When our feet need to beat the summer heat, most Kiwis grab a pair of jandals.
They’re our summer staple, but Fair Go wanted to know, can our feet handle the jandal?
Enter Podiatrist Sarah Saadat. She says she isn’t against wearing them, but there’s things to consider when finding the right pair.
This includes: Proper arch support, plenty of cushioning, quality straps and good friction on the sole.
“Because you don’t have sufficient arch support, generally your foot rolls in, your ankle rolls in and that leads to straining the ligament underneath the arch.
“It also puts pressure on the back of the Achilles tendon, so make sure you go for quality,” she says.
But what about price? Does the cost mean quality?
We asked Sarah to compare the features of three common types of jandal, at different price points, to see whether an expensive pair is better for your feet.
She considered Kmart’s house brand Anko jandals at $1.75 a pair, the NZ Jandal original zig zag jandals at $24.99 from Para Rubber New Zealand, and a $39.99 pair of Brazil logo Havaianas from North Beach.
First, the Anko brand.
“I wouldn’t wear it,” Sarah says. “What stands out is the strapping is not great, the lack of support in the arch area. They’re quite thick in terms of shock absorption, but it’s a no.”
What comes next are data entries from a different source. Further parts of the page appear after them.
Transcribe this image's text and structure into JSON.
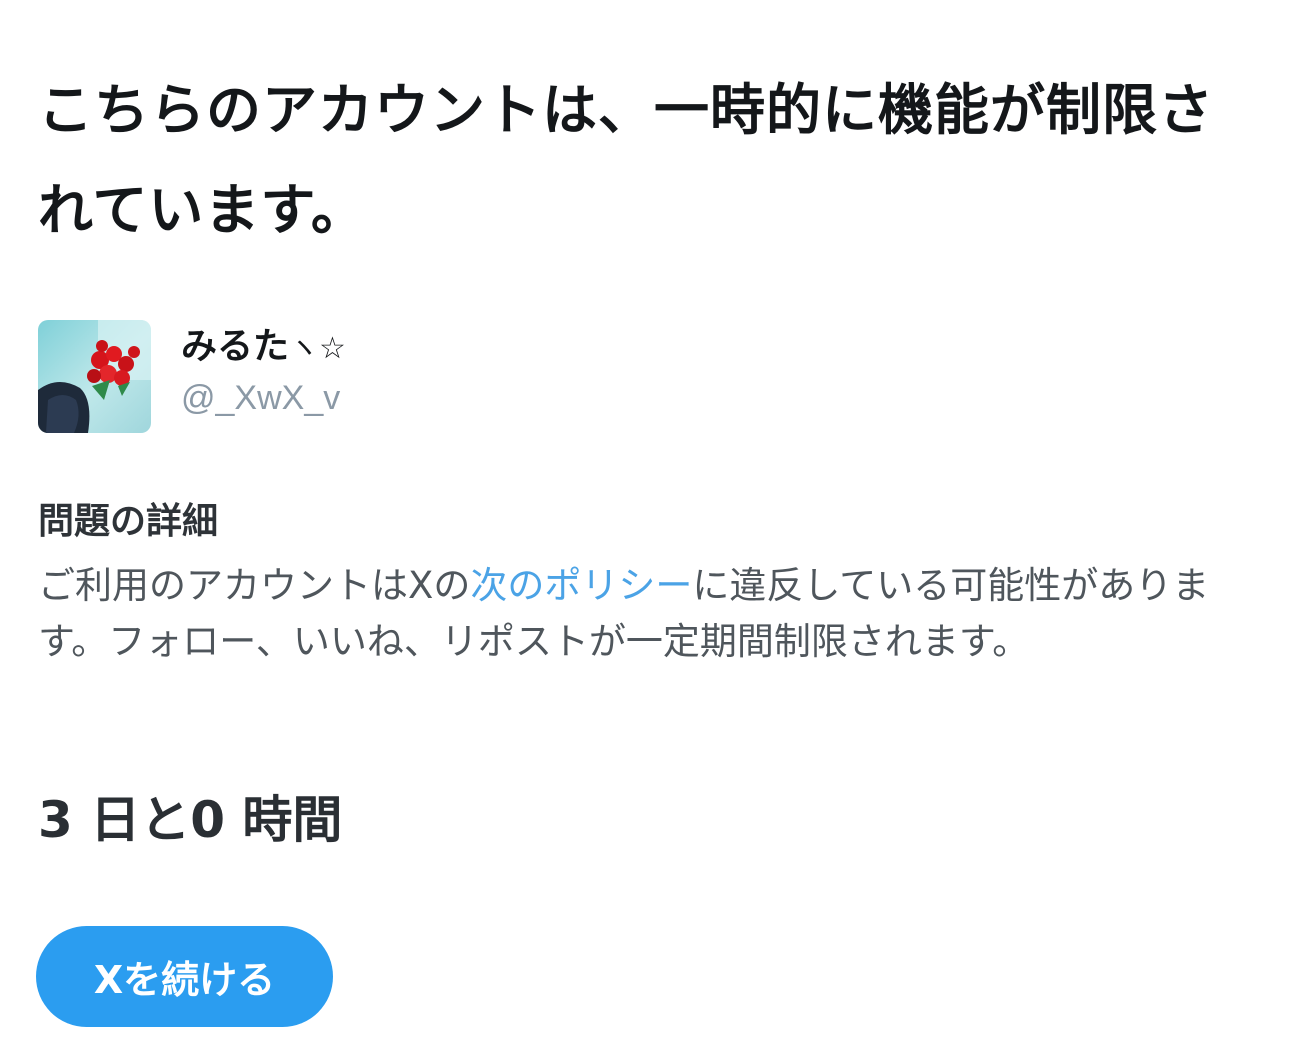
{
  "title": "こちらのアカウントは、一時的に機能が制限されています。",
  "account": {
    "display_name": "みるた",
    "display_name_suffix": "ヽ☆",
    "handle": "@_XwX_v",
    "avatar_icon": "profile-photo-red-roses"
  },
  "details": {
    "heading": "問題の詳細",
    "body_before_link": "ご利用のアカウントはXの",
    "link_text": "次のポリシー",
    "body_after_link": "に違反している可能性があります。フォロー、いいね、リポストが一定期間制限されます。"
  },
  "duration": "3 日と0 時間",
  "continue_button": {
    "label": "Xを続ける"
  },
  "colors": {
    "accent": "#2b9df0",
    "link": "#4ba3e6",
    "handle": "#8b99a6",
    "text": "#14171a"
  }
}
Fair Go got in touch with Kmart about these Anko jandals and is yet to hear back.
As for the NZ Jandals product, Sarah says the friction is good but it doesn’t have arch support, and the cushioning is not the best.
“When I’m touching them, they feel like concrete,” she says.
NZ Jandals (ACTSTA Limited) director Stacey Moss says the jandals are built to last.
“Kiwi families have been wearing our Jandal for generations and the original jandal (otherwise known as the Zig Zag jandal) contains natural rubber which is harder and more durable than the cheaper plastics or EVA flip flops which are soft and don’t last as long.
“This iconic jandal has been designed for casual wear so doesn’t have arch support like some of the orthopaedic varieties. It’s a Kiwi classic, which includes the original shark tooth like pattern on the under sole for traction support too.”
Sarah says out of the three pairs we showed her, she would choose the Havaiana, although she does point out there is a lack of arch support.
“I would go with this one just because of the fact that the strapping is quite nice, you’re not going to feel too constricted by the straps, they’ve got good cushioning and good friction too.”
Anna Murray from Summer Supply (supplier of Havaianas) says the jandal’s designed for casual wear.
“Jandals or flip-flops are classified as a lightweight, basic-use option of footwear for short distances [such as] on and off the beach and back and small walks around the home.”
“We do not recommend them to be worn for long distances [such as] hiking when arch support is likely to be more crucial.”
She says they are also manufactured using natural rubber to assist with friction and traction, unlike other jandals in their price category.
So, in this case price does equal quality, but Sarah says despite this – expensive is not always the best for our feet.
“Not all brands produce good jandals you’ve got to go in knowing what’s best for your feet.”